Hint: Alexander's band or Alexander's dark band is a physical phenomenon related to rainbows that were named Alexander of Aphrodisias who 1st represented it in two hundred AD. It happens because of the deviation angles of the first and secondary rainbows.
Complete step-by-step solution: Alexander's dark band lies between the first and secondary rainbow. This forms because the light scattered into this region interferes destructively. as a result of the first and secondary rainbows delimit angles ($41^\circ $ to $42^\circ$) and ($51^\circ $ to $54^\circ $ ) respectively at the observer's eye with relation to incident ray, that the scattered rays with relation to the incident ray of the sun lie between about $42^\circ $ and $50^\circ $. Option (d) is the correct answer.
Additional information: The sky within a primary rainbow is brighter than the sky outside of the bow.

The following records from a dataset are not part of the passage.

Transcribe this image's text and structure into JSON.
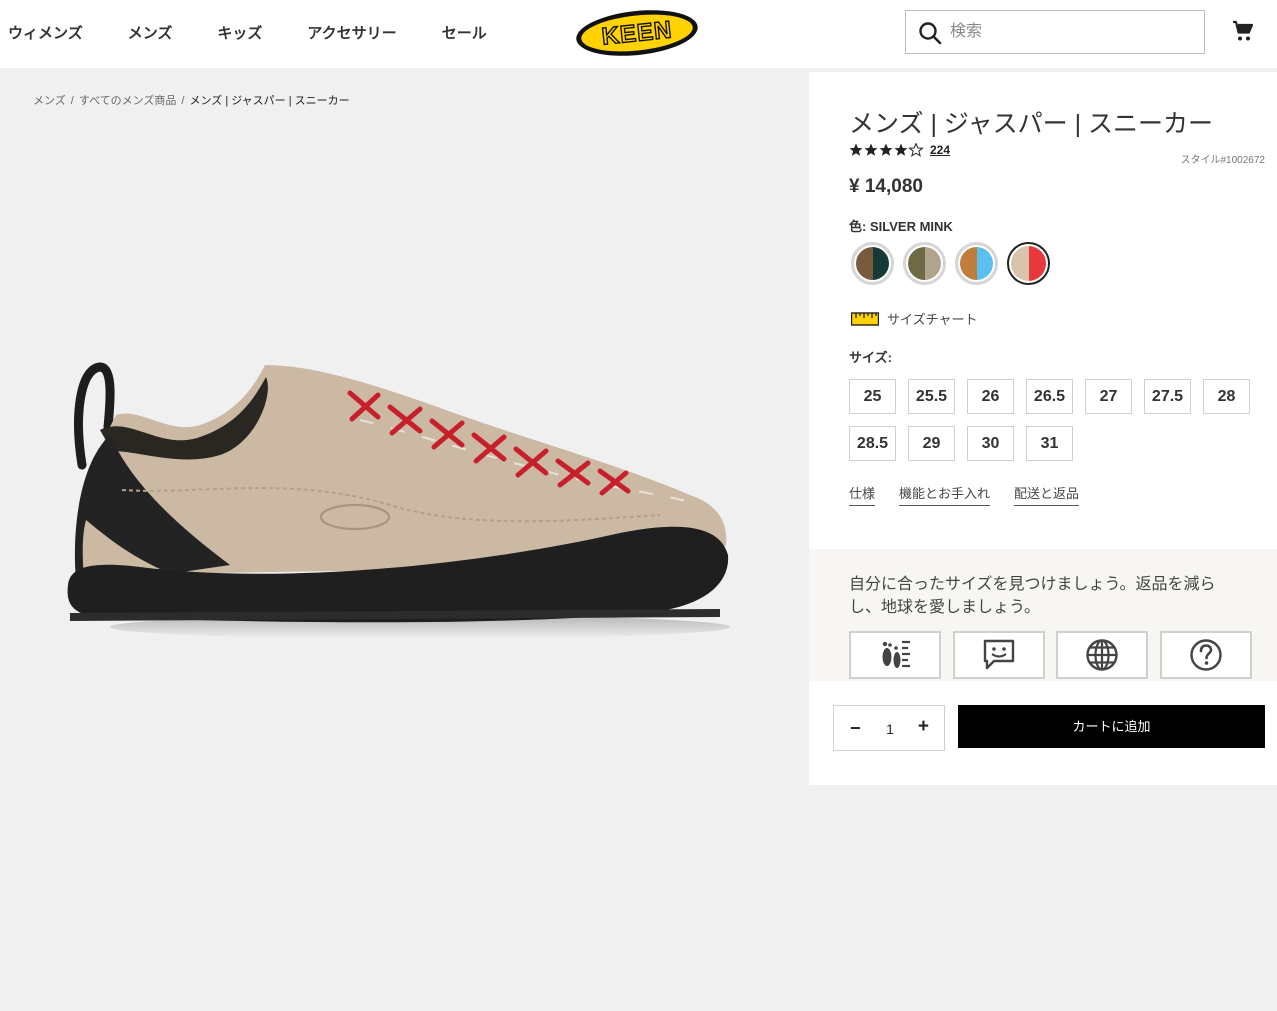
{
  "nav": {
    "items": [
      {
        "label": "ウィメンズ"
      },
      {
        "label": "メンズ"
      },
      {
        "label": "キッズ"
      },
      {
        "label": "アクセサリー"
      },
      {
        "label": "セール"
      }
    ]
  },
  "logo": {
    "text": "KEEN",
    "icon": "keen-logo"
  },
  "search": {
    "placeholder": "検索",
    "icon": "search-icon"
  },
  "cart": {
    "icon": "shopping-cart-icon"
  },
  "breadcrumb": {
    "items": [
      "メンズ",
      "すべてのメンズ商品",
      "メンズ | ジャスパー | スニーカー"
    ],
    "separator": "/"
  },
  "product": {
    "title": "メンズ | ジャスパー | スニーカー",
    "rating": 4.5,
    "review_count": "224",
    "style": "スタイル#1002672",
    "price": "¥ 14,080",
    "color_label": "色:",
    "color_value": "SILVER MINK",
    "swatches": [
      {
        "name": "brown-dark-green",
        "colors": [
          "#7a5a3e",
          "#163a35"
        ],
        "selected": false
      },
      {
        "name": "olive-tan",
        "colors": [
          "#6e6a44",
          "#b1a48c"
        ],
        "selected": false
      },
      {
        "name": "caramel-sky",
        "colors": [
          "#c07d3c",
          "#5bbff0"
        ],
        "selected": false
      },
      {
        "name": "silver-mink",
        "colors": [
          "#d9c3ad",
          "#e8383d"
        ],
        "selected": true
      }
    ],
    "size_chart_label": "サイズチャート",
    "size_label": "サイズ:",
    "sizes": [
      "25",
      "25.5",
      "26",
      "26.5",
      "27",
      "27.5",
      "28",
      "28.5",
      "29",
      "30",
      "31"
    ],
    "tabs": [
      "仕様",
      "機能とお手入れ",
      "配送と返品"
    ]
  },
  "fit_finder": {
    "text": "自分に合ったサイズを見つけましょう。返品を減らし、地球を愛しましょう。",
    "buttons": [
      "foot-measure-icon",
      "chat-icon",
      "globe-icon",
      "help-icon"
    ]
  },
  "purchase": {
    "quantity": "1",
    "minus": "−",
    "plus": "+",
    "add_to_cart": "カートに追加"
  },
  "colors": {
    "accent_yellow": "#ffd200",
    "button_black": "#000000",
    "page_bg": "#f0f0f0"
  }
}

This is often as a result of every raindrop may be a sphere and it scatters light over a complete circular disc within the sky. The radius of the disc depends on the wavelength of the ray, with red light being scattered over a bigger angle than blue light.
Note: The sky between the primary and secondary rainbow is darker because Light rays undergoing one reflection in raindrops kind the first rainbow or brighten the sky within it. Rays reflected double are deviated to create the secondary bow or brighten the sky outside. Raindrops on lines of sight between the 2 bows cannot send light to your eye so the sky is darker there.